**The problem**.
Repeat the listing exactly. Do not carry over any pictures.

**Task data**.
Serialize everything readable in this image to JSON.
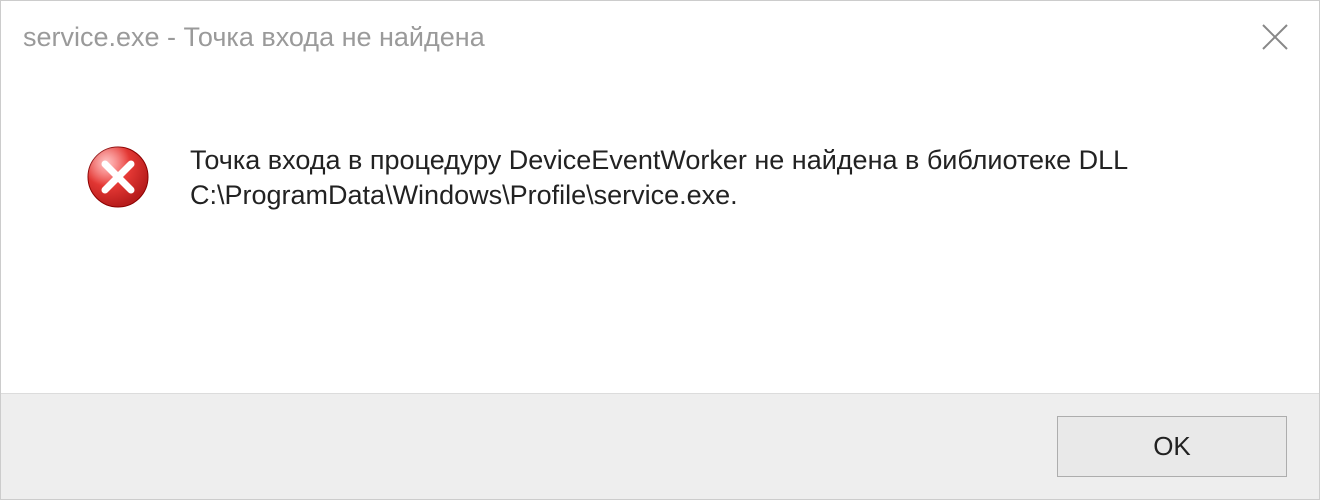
{
  "titlebar": {
    "title": "service.exe - Точка входа не найдена"
  },
  "content": {
    "message": "Точка входа в процедуру DeviceEventWorker не найдена в библиотеке DLL C:\\ProgramData\\Windows\\Profile\\service.exe."
  },
  "buttons": {
    "ok_label": "OK"
  }
}
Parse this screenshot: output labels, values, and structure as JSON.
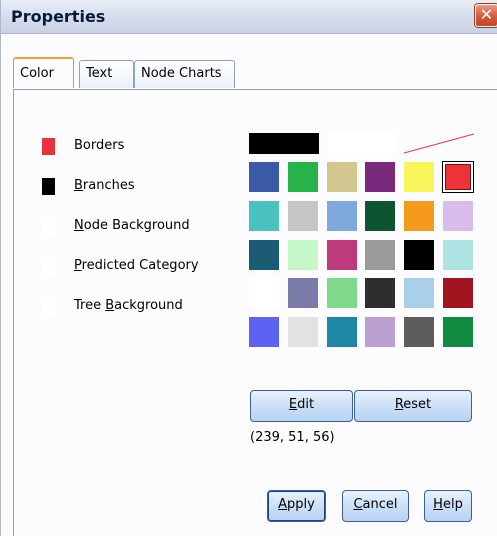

**Answer for this exercise**.
Serialize everything readable in this image to JSON.
{
  "titlebar": {
    "title": "service.exe - Точка входа не найдена"
  },
  "content": {
    "message": "Точка входа в процедуру DeviceEventWorker не найдена в библиотеке DLL C:\\ProgramData\\Windows\\Profile\\service.exe."
  },
  "buttons": {
    "ok_label": "OK"
  }
}
Parse this screenshot: output labels, values, and structure as JSON.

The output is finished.